The most memorable and interesting part of Baatar Batsukh’s directorial debut, Aberrance, isn’t the plot, performances, or script, but the cinematography. And, considering the director’s resume, his masterful camera work is no surprise. While Aberrance is the first feature film he’s directed, he’s no stranger to the camera. The Mongolian filmmaker has worked on over 20 films over the last 10 years. Prior to Aberrance, he was most known for his cinematography in The Steed (2019). With Aberrance, a psychological thriller set in a snowy and secluded part of Mongolia, Batsukh establishes himself as a talented visual storyteller with a keen understanding of color, camera angles, and imagery. Unfortunately, the plot of this thriller crumbles in a rushed final act that distracts from the film’s beauty. Still, Aberrance has a lot to offer. While the story could use some work, it’s is an artfully chilling movie that relies on sensory storytelling to create a riveting viewing experience.
Aberrance is about a couple, Selenge (Selenge Chadraabal) and Erkhmee (Erkhembayar Ganbat), who take a break from their city life to spend some time in a secluded cabin in the woods. As the couple unpacks and takes in the fresh air, odd things begin to happen. It’s clear that Selenge has been through something dreadful, and the strange goings on at the cabin are only making her trauma worse. The couple’s only company is an odd but friendly neighbor (Yalalt Namsrai) who immediately becomes concerned for Selenge’s wellbeing. The seemingly peaceful and rejuvenating cabin proves to be the perfect setting for a horror story as the couple’s getaway unravels into a nightmare.
One of Batsukh’s greatest achievements as director and cinematographer of Aberrance is the way he conveys specific emotions with pictures. Before the story begins, he sets the tone for the film with haunting images of a dark forest. The ghostly white snow and bare gray trees prepare viewers for an unsettling psychological story. This chilling visual sequence returns later in the film, becoming a memorable motif that connects Selenge’s frightening inner world with her reality. Once the story starts, there’s not a lot of dialogue. But Batsukh doesn’t need dialogue to set the mood. After the opening visual motif, Batsukh creates a foreboding tone with harsh angles and striking colors. He captures each scene in a unique way, using shots from unconventional angles that maximize the tension between Selenge and Erkhmee. Almost every shot is like a carefully composed painting, with each element placed just so. Batsukh balances disturbing imagery (blood, an animal carcass, injuries) with beauty (snow-covered landscapes and natural light), creating a surreal and chilling world that makes Aberrance memorable. The score, written by first-time film composers Ochsuren Davaasuren and Jargal Oyunerdene, is the perfect complement to the eerie visual elements.
There are, however, a few aspects of the cinematography that aren’t as successful. While most of the angles highlight the tension between the characters, some shorts break the eerie illusion. A few of the point-of-view shots and closeups used during emotionally intense sequences are more amateur than artful and more comedic than chilling. Every once in a while, one of these awkward shots disrupts the visual cohesiveness of Aberrance, making it difficult to take the story seriously.

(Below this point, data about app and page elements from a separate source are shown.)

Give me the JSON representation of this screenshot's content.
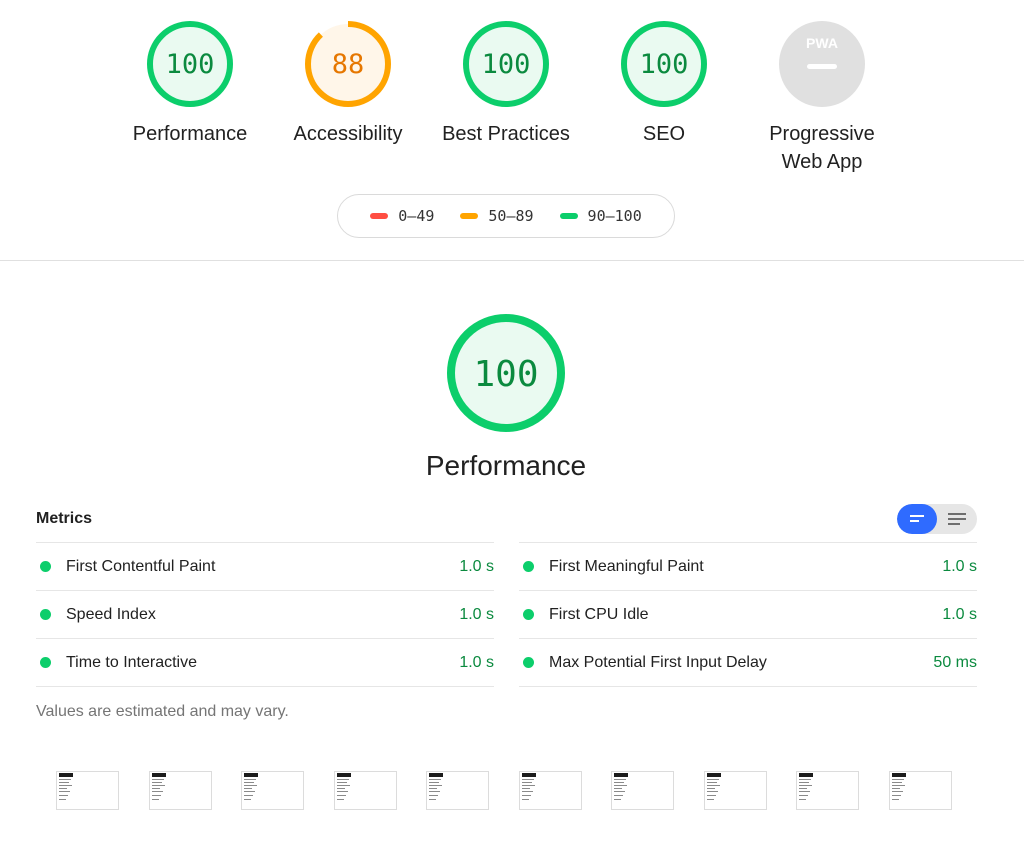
{
  "colors": {
    "pass": "#0cce6b",
    "pass_text": "#0b8a3f",
    "pass_fill": "#eafaf1",
    "average": "#ffa400",
    "average_text": "#e67700",
    "average_fill": "#fff6e9",
    "fail": "#ff4e42",
    "na": "#e0e0e0",
    "accent": "#2f6bff"
  },
  "categories": [
    {
      "label": "Performance",
      "score": "100",
      "rating": "pass"
    },
    {
      "label": "Accessibility",
      "score": "88",
      "rating": "average"
    },
    {
      "label": "Best Practices",
      "score": "100",
      "rating": "pass"
    },
    {
      "label": "SEO",
      "score": "100",
      "rating": "pass"
    },
    {
      "label_line1": "Progressive",
      "label_line2": "Web App",
      "badge": "PWA",
      "rating": "na",
      "icon": "pwa-dash-icon"
    }
  ],
  "legend": [
    {
      "range": "0–49",
      "rating": "fail"
    },
    {
      "range": "50–89",
      "rating": "average"
    },
    {
      "range": "90–100",
      "rating": "pass"
    }
  ],
  "main": {
    "score": "100",
    "title": "Performance"
  },
  "metrics": {
    "heading": "Metrics",
    "toggle_icons": [
      "compact-view-icon",
      "expanded-view-icon"
    ],
    "left": [
      {
        "name": "First Contentful Paint",
        "value": "1.0 s"
      },
      {
        "name": "Speed Index",
        "value": "1.0 s"
      },
      {
        "name": "Time to Interactive",
        "value": "1.0 s"
      }
    ],
    "right": [
      {
        "name": "First Meaningful Paint",
        "value": "1.0 s"
      },
      {
        "name": "First CPU Idle",
        "value": "1.0 s"
      },
      {
        "name": "Max Potential First Input Delay",
        "value": "50 ms"
      }
    ],
    "note": "Values are estimated and may vary."
  },
  "filmstrip": {
    "frame_count": 10
  }
}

Whether the cinematography is 100% successful or not, it’s clear that this element of the film got the most attention. Batsukh put maximum effort into the visual aspects of Aberrance, playing with colors, light, and angles in a delightful and thought-provoking way. The other aspects of the film, however, didn’t receive as much attention. For the most part, this isn’t a big deal. There’s very little dialogue, but the detailed visual storytelling makes up for the lack of conversation. The performances don’t particularly stand out, but they aren’t bad either. They’re simply there to support the cinematography. In most movies, it’s the other way around. Aberrance offers a different kind of cinematic experience, one that’s much more sensory and dreamlike. As long as the minimalistic dialogue and plot blend seamlessly into the background, this type of storytelling works.
Things fall apart, however, when the story goes off the rails so much that it distracts from the stunning visuals. The main issue is that Batsukh tries to tackle entirely too much with the plot, including mental illness, relationships, the human condition, violence, and “the system.” There’s just not enough time in Aberrance to explore these themes fully. Eventually, it all comes crashing down in a few highly unsatisfying twists. The story isn’t what you think it’s going to be, but the plot twists are messy rather than mind-blowing. The halfhearted storytelling and rushed thematic development can’t support the artistry and visual design of the film, and they distract from its beauty. Aberrance is, in fact, quite beautiful, and it’s a shame that it doesn’t have the story to match.
In select theaters on October 6, 2023.
Final Score: 3 out of 5.
This piece was written during the 2023 WGA and SAG-AFTRA strikes. Without the labor of the writers and actors currently on strike, the movie being covered here wouldn’t exist.